You’ll also want to weather any props or accessories you may have! For my Baby Jane, the only other costume piece I have is the thigh-high stockings, which I purchased separately.  I put a few runs in them.  You could also use some acrylic paint to bring in some stains or water damage if you chose to do so. 

 

Makeup

This is the final touch to turning yourself into a Splicer!  Here’s a step-by-step on how I did my Baby Jane makeup, although you’ll have to modify it a bit if you’re basing your cosplay on a different Splicer model.  At some point, I would love to make some wound prosthetics, but for this I just used everyday SFX makeup!

 

  • I’m already a pretty pale person, but I use white makeup for foundation for this look (specifically, a thin layer of cosmetic paint). Although I didn’t do this for this makeup test, I think I would also glue down my eyebrows, using a purple glue stick, which is washable with water!
  • For contouring, I use gray, to make myself look washed out and gaunt.
  • I add a few scars, using a SFX scarring liquid and filling it in with dar kred stage makeup.
  • For the eyes, I go full raccoon with some loose black eye shadow. I also smear it down onto my cheeks, to make it look disheveled.
  • I do a base coat on my lips in red makeup (although you could also use lipstick).
  • I add some fake blood.  Like on the costume, you don’t want to overdo it, so use it sparingly.  If you’re putting it around your mouth like I did, you’ll also want to make sure it’s edible, so look for stage blood. 
  • I’m using type of cosmetic blood, which I really love the look of, but it never truly dries, staying a little tacky.  This gives it a realistic look, but it also means I have to be careful that I don’t get it on anything (it won’t stain permanently, but it’s annoying to have to clean up a lot of it).  Take that into consideration before you absolutely drench yourself!
  • Finally, add some bruising! I mostly do this along my neck and collarbones. I use cosmetic SFX bruise and abrasion pallets for this.  I also add a little gangrenous green around my bloodstains.

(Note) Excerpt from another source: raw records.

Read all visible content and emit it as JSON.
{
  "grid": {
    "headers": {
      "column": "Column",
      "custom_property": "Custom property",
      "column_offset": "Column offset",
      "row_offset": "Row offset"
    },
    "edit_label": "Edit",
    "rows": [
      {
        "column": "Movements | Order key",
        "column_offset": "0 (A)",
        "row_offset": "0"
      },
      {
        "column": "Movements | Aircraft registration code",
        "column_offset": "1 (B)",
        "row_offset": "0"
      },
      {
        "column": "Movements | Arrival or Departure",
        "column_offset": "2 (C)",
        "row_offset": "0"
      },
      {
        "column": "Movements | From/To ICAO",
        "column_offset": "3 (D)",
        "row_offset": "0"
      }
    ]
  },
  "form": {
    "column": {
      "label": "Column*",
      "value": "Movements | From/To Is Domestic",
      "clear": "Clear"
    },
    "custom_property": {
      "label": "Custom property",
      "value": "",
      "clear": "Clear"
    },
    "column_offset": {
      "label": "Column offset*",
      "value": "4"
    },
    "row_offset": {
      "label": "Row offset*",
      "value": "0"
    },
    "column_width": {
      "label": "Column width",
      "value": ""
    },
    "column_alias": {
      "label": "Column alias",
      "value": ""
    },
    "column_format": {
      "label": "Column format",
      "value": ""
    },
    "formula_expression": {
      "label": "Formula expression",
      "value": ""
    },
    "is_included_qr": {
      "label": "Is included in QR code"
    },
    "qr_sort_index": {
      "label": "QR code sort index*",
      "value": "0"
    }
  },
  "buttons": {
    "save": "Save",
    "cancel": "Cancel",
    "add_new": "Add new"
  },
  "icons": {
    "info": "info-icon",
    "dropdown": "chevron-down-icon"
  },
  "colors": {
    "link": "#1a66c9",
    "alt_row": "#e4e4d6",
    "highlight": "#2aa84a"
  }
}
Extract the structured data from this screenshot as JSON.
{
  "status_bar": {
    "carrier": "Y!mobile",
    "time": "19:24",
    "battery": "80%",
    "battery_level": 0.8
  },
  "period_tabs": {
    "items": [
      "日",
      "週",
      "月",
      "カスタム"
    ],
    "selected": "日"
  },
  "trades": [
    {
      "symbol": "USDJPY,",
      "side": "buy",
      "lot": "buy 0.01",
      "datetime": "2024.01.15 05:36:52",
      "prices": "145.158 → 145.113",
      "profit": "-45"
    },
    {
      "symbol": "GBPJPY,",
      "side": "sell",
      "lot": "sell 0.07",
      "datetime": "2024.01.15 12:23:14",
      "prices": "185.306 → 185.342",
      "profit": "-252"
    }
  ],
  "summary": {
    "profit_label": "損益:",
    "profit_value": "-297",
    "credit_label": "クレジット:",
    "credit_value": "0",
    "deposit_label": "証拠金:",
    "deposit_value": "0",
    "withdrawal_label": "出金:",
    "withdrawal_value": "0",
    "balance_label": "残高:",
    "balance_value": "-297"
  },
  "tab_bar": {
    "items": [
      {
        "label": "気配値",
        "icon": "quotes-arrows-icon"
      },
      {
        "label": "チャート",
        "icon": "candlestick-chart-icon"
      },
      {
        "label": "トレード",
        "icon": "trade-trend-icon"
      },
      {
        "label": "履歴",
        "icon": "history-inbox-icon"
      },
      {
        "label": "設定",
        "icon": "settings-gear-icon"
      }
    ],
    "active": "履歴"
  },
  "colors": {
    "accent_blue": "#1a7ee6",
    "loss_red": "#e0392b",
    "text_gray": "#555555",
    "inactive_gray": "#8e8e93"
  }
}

And now, you’re truly finished!  Don’t forget to take lots of selfies and photos! 

I hope you enjoyed the tutorial! Thanks for reading, and good luck in all your cosplay adventures!

Check out more of Emma Rubini’s amazing cosplay on Facebook, Instagram, and Twitter.

    

Have you crafted some awesome BioShock Cosplay? Did you build your own Big Daddy statue? Whatever you’ve done to show off your love for BioShock, we want to hear all about it. Maybe we’ll feature you in an upcoming BioShock Builds!